Yet despite such impressive results, skeptics abound.  Some detractors dismiss executive coaching as just the latest in a line of management fads.  Others question its professional integrity, because there are still few guidelines and rules in the relatively new profession.

Shubha Narayanan, an executive coach and managing partner of Singapore-based consulting firm HR Strategies, says criticism can also exist within company departments.  “Sometimes, HR or immediate supervisors are not supportive of executive coaching [because] they are also supposed to play the role of coach to their employees,” Narayanan says.

Organisations often assume it is safer to adopt internal corporate coaching than to call in an outsider, as the management ideas fostered are more likely to be in line with those of the company’s.  Narayanan says executive coaching is more effective when a company’s HR department is involved in the decision of opting for external coaches.  “It works best when the coach retains his independence and confidentiality, but works with the organisation where required.”

Hilary Davies, a Hong Kong-based coach, says the success of executive coaching depends on one simple equation: “Coaching translates into doing.  Doing impacts a business.”

Organisations can muscle up by hiring an executive coach for their staff.  A Manchester Inc. survey found the average ROI on executive coaching to be more than 500 per cent.

WORKING TOWARDS OBJECTIVES

Davies says coaching programs fall into two categories: change-oriented, where the focus is on supplementing and refocusing skills; and growth-oriented, which aims to accelerate the learning curve for recently promoted executives.

“Usually, the executive will have prepared for the session,” she says.  “Time will be spent clarifying outcomes – what they want, and what are issues that they may be having difficulties with.  Then the session will help the executive define outcomes – what will success look like?”

Davies says many executives require coaching in communication and interpersonal skills.  “Personal growth issues often get raised later as the coaching relationship grows and trust is developed,” she says.  “The important point is that executives are individuals too, with a home life and other needs and aspirations.  Addressing work/life balance is often a key area for discussion.”

For Kate Graham, the decision to enlist a coach came when she grew restless in her career as an accountant.  “I was looking for a change, but I didn’t have the motivation or the confidence to make the break.”

Graham says she also found it tough to remain accountable to herself.  She made many personal pledges, but broke them all.  And this is where Davies came in.  Graham recruited Davies eight months ago to support the challenge of a career transition to market research.  “It helped to have someone impartial to answer to if I strayed.”

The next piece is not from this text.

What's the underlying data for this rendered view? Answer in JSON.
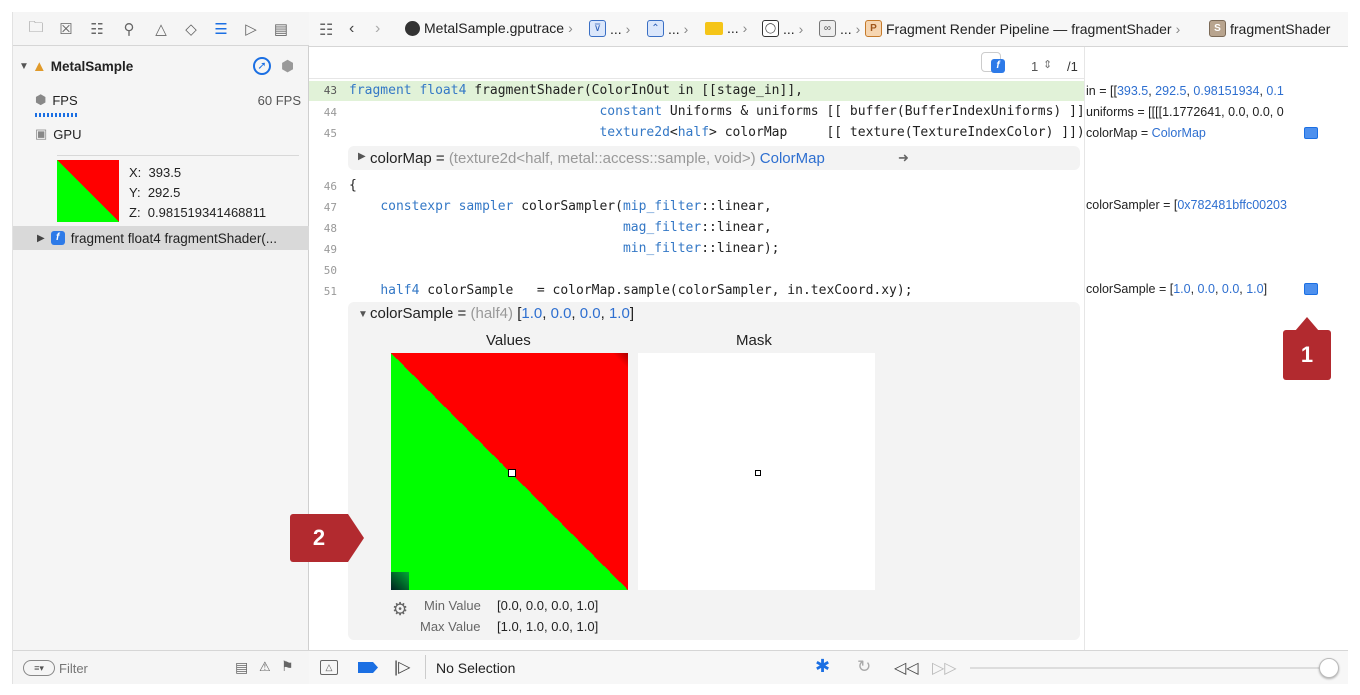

Once Graham made the move, Davies continued to coach her as she dealt with the challenges that often come with starting a new career.  “Coaching helped increase my self-confidence and I feel more in control of what I’m doing,” Graham says.  “Hilary listened.  She helped me shift my view by asking the right questions.  And I found that I knew the answers all along.”

For Alliance’s Chu, it is this sense of self-awareness that has helped him lift his game.  “Even though I was talking to Angela about my problems, all of the solutions were coming out of my mouth.  I found it very empowering.  And talking to a stranger makes me feel more secure because there’s no expectation and no history, so it’s a lot easier to speak frankly,” he says.  “I might have overcome my problems without a coach, but not within months.  It might have taken years to sort out the root of my problems.”

So does Chu question his return on investment? Not for a minute.  He says communication with his boss has improved and he no longer questions his own worth.  He has successfully implemented a new business service line for Alliance.  And his new, confident outlook has been instrumental in winning several new contracts for his company.  With this boost to the bottom line, one doubts that Alliance would question Chu’s investment either.